When it comes to the visual representation of the values, the Nooka system is runic although follows a logical pattern of adding markers to your number to display what number you have. The issue with this system however, is not that doing simple maths is hard, far from it, doing basic addition or subtraction would be easy using this representation, although one would have to learn some rules to be able to multiply and divide. The issue is the number of symbols used to represent some of the numbers. For example “orelor” which is only on the fifth row is already required to have 3 symbols, yet this is not a sufficiently high enough number to warrant this complexity. In standard duodecimal, the use of the 12 alphanumeric symbols implies that 143 in decimal is written as BB in standard duodecimal but requires 3 characters in Nooka’s system. Seemingly then trying to write a larger number like 353 in decimal goes from being 255 in standard duodecimal to a series of more than 3 characters in Nooka making it very hard to distinguish placement (I made an attempt and retrieved a 5 symbol number for this).
Both the Nooka systems are an interesting premise, to provide a universal linguistic system (and graphical representation) of the numbers in 2 different bases. The linguistic setup for the decimal system is I believe a very good idea. The logical structure provided would aid and improve the grasping of mathematical concepts by those learning it, whilst at the same time retaining the use of the standard graphical representation used worldwide.
The duodecimal system itself I believe has real promise but is unlikely to ever be used as the default due to our 10 fingers and 10 toes. As for the Nooka duodecimal system, I find the use of the runic symbols cumbersome in anything more than basic addition and this would lead to in actuality a restriction in the usage of what is a far more flexible counting system.
In closing, The Nooka systems are interesting, and the linguistic setup of the decimal system is for me a winning idea, but the big question is, why would I use that instead of something like Mandarin (or a tweaked version of Mandarin) which has already got an extremely large number of users?
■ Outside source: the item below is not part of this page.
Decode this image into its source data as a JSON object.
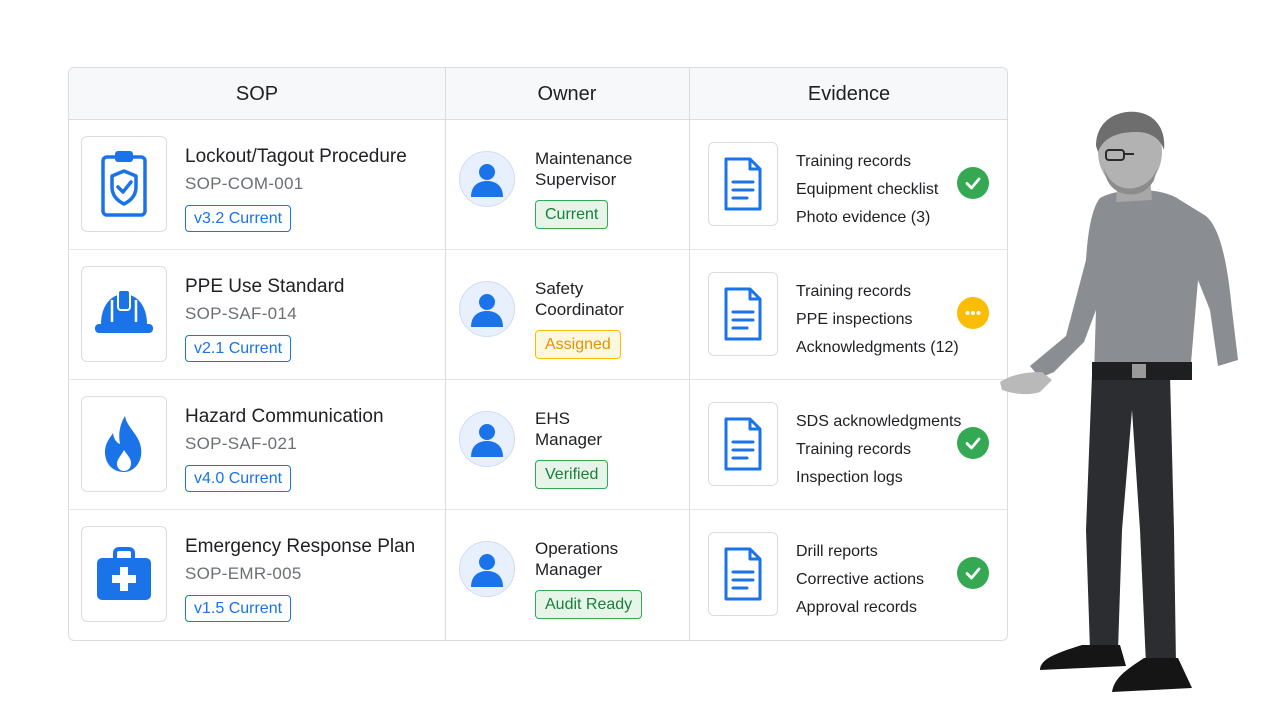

Personal note, I am very grateful to the people of Nooka, Jon Patterson who contacted me and Matthew Waldman who designed the system for contacting me and asking me to look into their work. I would gladly help them in the future and found this to be a most enjoyable and interesting bit of side research.